Disallowed as a religious observance during the Soviet era, Nowruz has re-emerged in force since 1991 as the cultures of the region have re-engaged with their ancient roots. As Central Asia looks towards spring each March, Nowruz marks the turning point at which the worst of winter has passed and the start of a new year means the return of warmth and life to the countryside.

Nowruz food and drink

Sumalak, a thick wheat-based beverage, is typically drunk during Nowruz © Stephen Lioy / Lonely PlanetSumalak, a thick wheat-based beverage, is typically drunk during Nowruz © Stephen Lioy / Lonely Planet

From capital cities to remote villages, the holiday is marked in much the same way throughout the ‘Stans. For many days before 20 March, the women of each household clean and cook and prepare for the new year. Sumalak (Sümölök; Сумолок in Kyrgyz), a wheat-based beverage, shows up on the streets this one day each year. The wheat is soaked in water for a week until it sprouts, and it has to be cooked for a full day with sugar, flour and oil. Dark, grainy, earthy, thick…it’s the kind of thing you want to drink exactly once a year.

A Nowruz dinner table is traditionally laid out with seven items, all beginning with the Arabic sound ‘sh’ – sharob (wine), shir (milk), shirinliklar (sweets), shakar (sugar), sharbat (sherbet), sham (a candle) and shona (a new bud). The candles are a throwback to pre-Islamic traditions and the new bud symbolises the renewal of life.

Nowruz sport: kok-boru

For locals and tourists alike, Nowruz is also often an excuse to get out and watch kok-boru.
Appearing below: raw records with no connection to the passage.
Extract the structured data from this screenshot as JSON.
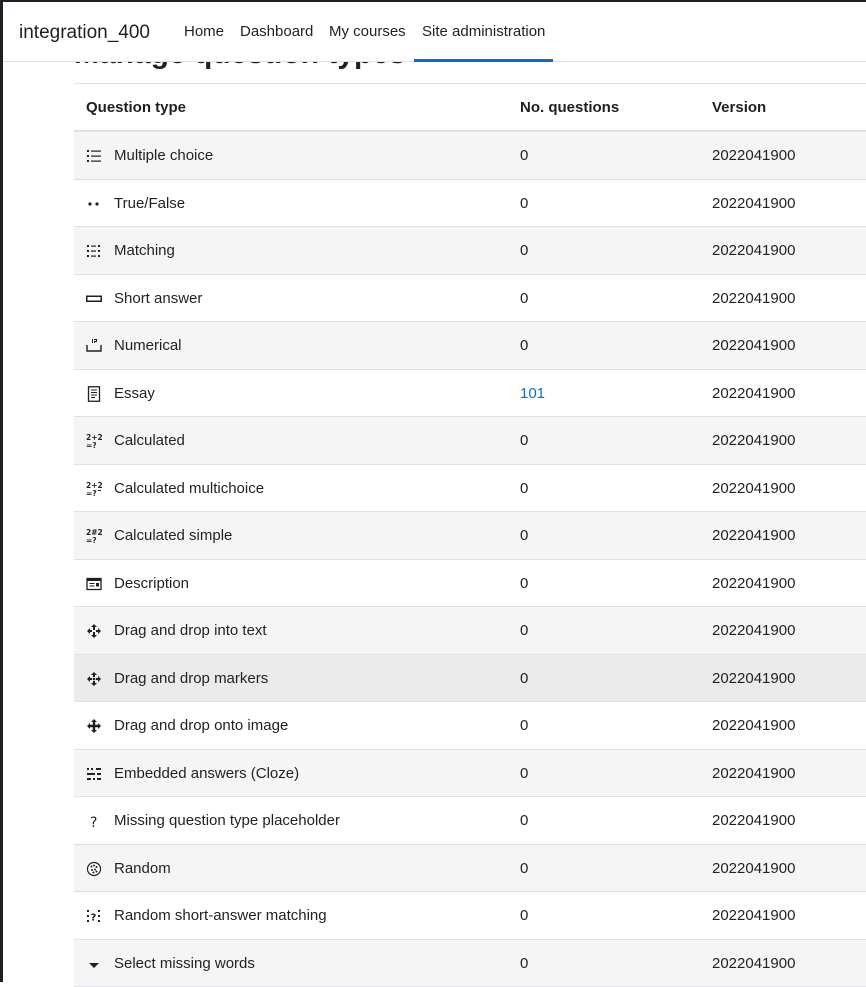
{
  "navbar": {
    "brand": "integration_400",
    "items": [
      {
        "label": "Home"
      },
      {
        "label": "Dashboard"
      },
      {
        "label": "My courses"
      },
      {
        "label": "Site administration"
      }
    ]
  },
  "page": {
    "heading": "Manage question types"
  },
  "table": {
    "columns": [
      "Question type",
      "No. questions",
      "Version"
    ],
    "rows": [
      {
        "icon": "multiple-choice-icon",
        "name": "Multiple choice",
        "count": "0",
        "version": "2022041900"
      },
      {
        "icon": "true-false-icon",
        "name": "True/False",
        "count": "0",
        "version": "2022041900"
      },
      {
        "icon": "matching-icon",
        "name": "Matching",
        "count": "0",
        "version": "2022041900"
      },
      {
        "icon": "short-answer-icon",
        "name": "Short answer",
        "count": "0",
        "version": "2022041900"
      },
      {
        "icon": "numerical-icon",
        "name": "Numerical",
        "count": "0",
        "version": "2022041900"
      },
      {
        "icon": "essay-icon",
        "name": "Essay",
        "count": "101",
        "version": "2022041900"
      },
      {
        "icon": "calculated-icon",
        "name": "Calculated",
        "count": "0",
        "version": "2022041900"
      },
      {
        "icon": "calculated-multichoice-icon",
        "name": "Calculated multichoice",
        "count": "0",
        "version": "2022041900"
      },
      {
        "icon": "calculated-simple-icon",
        "name": "Calculated simple",
        "count": "0",
        "version": "2022041900"
      },
      {
        "icon": "description-icon",
        "name": "Description",
        "count": "0",
        "version": "2022041900"
      },
      {
        "icon": "drag-drop-text-icon",
        "name": "Drag and drop into text",
        "count": "0",
        "version": "2022041900"
      },
      {
        "icon": "drag-drop-markers-icon",
        "name": "Drag and drop markers",
        "count": "0",
        "version": "2022041900"
      },
      {
        "icon": "drag-drop-image-icon",
        "name": "Drag and drop onto image",
        "count": "0",
        "version": "2022041900"
      },
      {
        "icon": "embedded-answers-icon",
        "name": "Embedded answers (Cloze)",
        "count": "0",
        "version": "2022041900"
      },
      {
        "icon": "missing-type-icon",
        "name": "Missing question type placeholder",
        "count": "0",
        "version": "2022041900"
      },
      {
        "icon": "random-icon",
        "name": "Random",
        "count": "0",
        "version": "2022041900"
      },
      {
        "icon": "random-short-answer-matching-icon",
        "name": "Random short-answer matching",
        "count": "0",
        "version": "2022041900"
      },
      {
        "icon": "select-missing-words-icon",
        "name": "Select missing words",
        "count": "0",
        "version": "2022041900"
      }
    ]
  },
  "colors": {
    "accent": "#0f6cbf",
    "stripe": "#f5f5f5",
    "hover": "#ebebeb",
    "text": "#1d2125"
  }
}
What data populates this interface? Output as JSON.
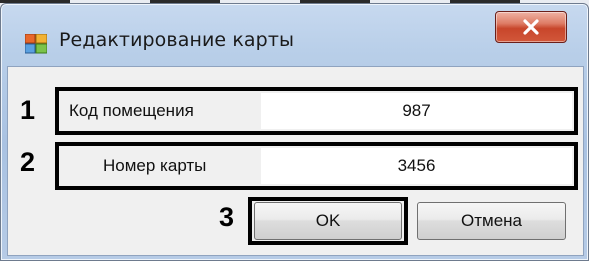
{
  "window": {
    "title": "Редактирование карты",
    "close_icon": "close-x-icon",
    "app_icon": "form-icon"
  },
  "annotations": {
    "marker_1": "1",
    "marker_2": "2",
    "marker_3": "3"
  },
  "fields": [
    {
      "label": "Код помещения",
      "value": "987"
    },
    {
      "label": "Номер карты",
      "value": "3456"
    }
  ],
  "buttons": {
    "ok_label": "OK",
    "cancel_label": "Отмена"
  },
  "colors": {
    "close_button": "#c8462b",
    "annotation_outline": "#000000"
  }
}
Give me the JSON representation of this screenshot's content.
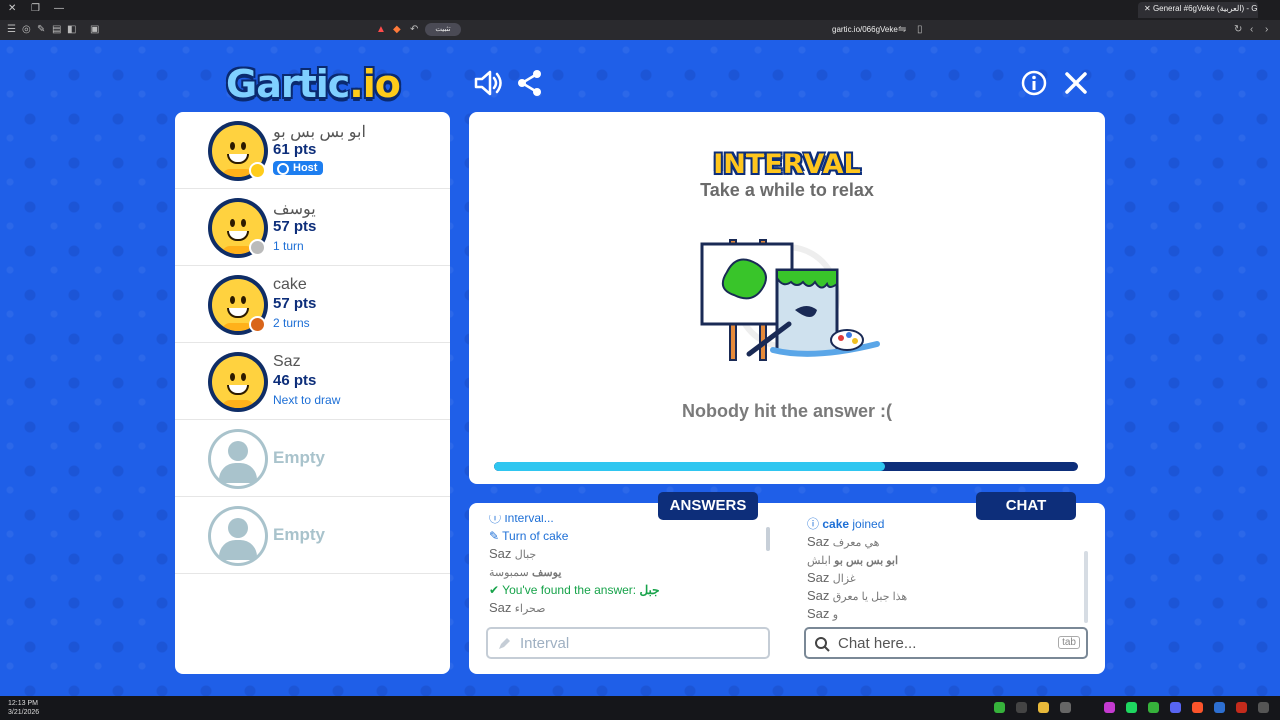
{
  "browser": {
    "tab_title": "General #6gVeke (العربية) - G",
    "url": "gartic.io/066gVeke",
    "install_label": "تثبيت"
  },
  "header": {
    "logo_text": "Gartic",
    "logo_suffix": ".io"
  },
  "players": [
    {
      "name": "ابو بس بس بو",
      "points": "61 pts",
      "sub": "",
      "badge": "Host",
      "dot_color": "#ffcc1a"
    },
    {
      "name": "يوسف",
      "points": "57 pts",
      "sub": "1 turn",
      "badge": "",
      "dot_color": "#bbbbbb"
    },
    {
      "name": "cake",
      "points": "57 pts",
      "sub": "2 turns",
      "badge": "",
      "dot_color": "#d9651a"
    },
    {
      "name": "Saz",
      "points": "46 pts",
      "sub": "Next to draw",
      "badge": "",
      "dot_color": ""
    }
  ],
  "empty_slots": [
    "Empty",
    "Empty"
  ],
  "stage": {
    "title": "INTERVAL",
    "subtitle": "Take a while to relax",
    "result": "Nobody hit the answer :(",
    "progress": 0.67
  },
  "answers": {
    "tab_label": "ANSWERS",
    "messages": [
      {
        "kind": "info",
        "text": "Interval..."
      },
      {
        "kind": "turn",
        "text": "Turn of ",
        "name": "cake"
      },
      {
        "kind": "guess",
        "who": "Saz",
        "text": "جبال"
      },
      {
        "kind": "guess",
        "who": "يوسف",
        "text": "سمبوسة"
      },
      {
        "kind": "found",
        "text": "You've found the answer: ",
        "answer": "جبل"
      },
      {
        "kind": "guess",
        "who": "Saz",
        "text": "صحراء"
      }
    ],
    "input_placeholder": "Interval"
  },
  "chat": {
    "tab_label": "CHAT",
    "messages": [
      {
        "kind": "join",
        "name": "cake",
        "text": " joined"
      },
      {
        "who": "Saz",
        "text": "هي معرف"
      },
      {
        "who": "ابو بس بس بو",
        "text": "ابلش"
      },
      {
        "who": "Saz",
        "text": "غزال"
      },
      {
        "who": "Saz",
        "text": "هذا جبل يا معرق"
      },
      {
        "who": "Saz",
        "text": "و"
      }
    ],
    "input_placeholder": "Chat here...",
    "tab_key": "tab"
  },
  "taskbar": {
    "time": "12:13 PM",
    "date": "3/21/2026"
  },
  "colors": {
    "background": "#1f5fe8",
    "navy": "#0d2e7a",
    "link_blue": "#1d6fd6",
    "progress": "#2fc6f0",
    "found_green": "#17a34a"
  }
}
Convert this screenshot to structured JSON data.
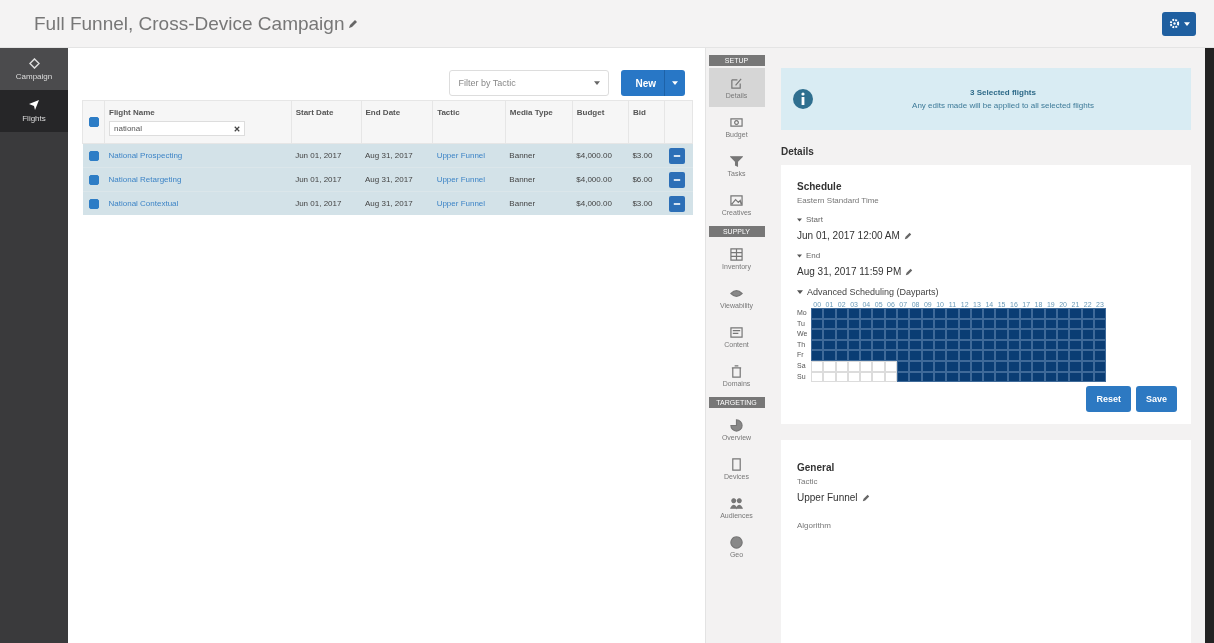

Known originally as buzkashi (a Persian phrase meaning ‘goat dragging’), the name of the game varies from country to country but the chief objective is the same: a team of horsemen carry a goat carcass to a large goal at the end of a playing field while preventing a competing team from doing the same. Though deeply traditional, some visitors understandably may find the sport unsettling or even gruesome.

Kok-boru and other equestrian sports are popular throughout the'Stans during Nowruz © Stephen Lioy / Lonely PlanetKok-boru and other equestrian sports are popular throughout the ‘Stans during Nowruz © Stephen Lioy / Lonely Planet

The rules of the game sound simple, but the crashing of twenty fierce riders who are attempting the already significant challenge of dragging a whole goat from ground to horseback to goal is an event meriting the furore of the large crowds that gather to watch. Add in large sums of cash and prizes like new cars, and it becomes a local focal point of the holiday season.

Nowruz customs

Nowruz is a day to spend with family, visit friends and neighbours, and maybe show off a bit; the kind of day to dress up in your finest clothes and your nicest hat and head out to socialise.

Family and food: two important components of Nowruz in Central Asia © VYACHESLAV OSELEDKO/AFP/Getty ImagesFamily and food: two important components of Nowruz in Central Asia © VYACHESLAV OSELEDKO/AFP/Getty Images

Whether sipping on sumolok with the neighbours, sharing meat skewers with friends or joining the stadium crowds to cheer on horsemen from across the country, in Central Asia Nowruz is a day to be out and about, celebrating spring’s warmth even if the last snows of winter still linger on the streets and hills.

With the horse games finished on the morning of 21 March, in village fields and capital city stadiums, the mostly-male kok-boru audiences trickle back into town centres to rejoin family celebrations. In Bishkek, Kyrgyzstan, as traffic is rerouted around the central square and boisterous midday dance troupes give way to early evening pop stars, yurt tents erected for Nowruz keep waitresses busy passing out cup after cup of tea.

Welcome to Uzbekistan

Samarkand, Bukhara and Khiva never fail to impress visitors with their fabulous mosques, medressas and mausoleums, while its more eccentric attractions, such as the fast disappearing Aral Sea, the fortresses of desperately remote Karakalpakstan, its boom town capital Tashkent and the ecotourism opportunities of the Nuratau Mountains, mean that even the most diverse tastes can be catered for.

Despite being a harshly governed police state, Uzbekistan remains an extremely friendly country where hospitality remains an essential element of daily life and you’ll be made to feel genuinely welcome by the people you meet.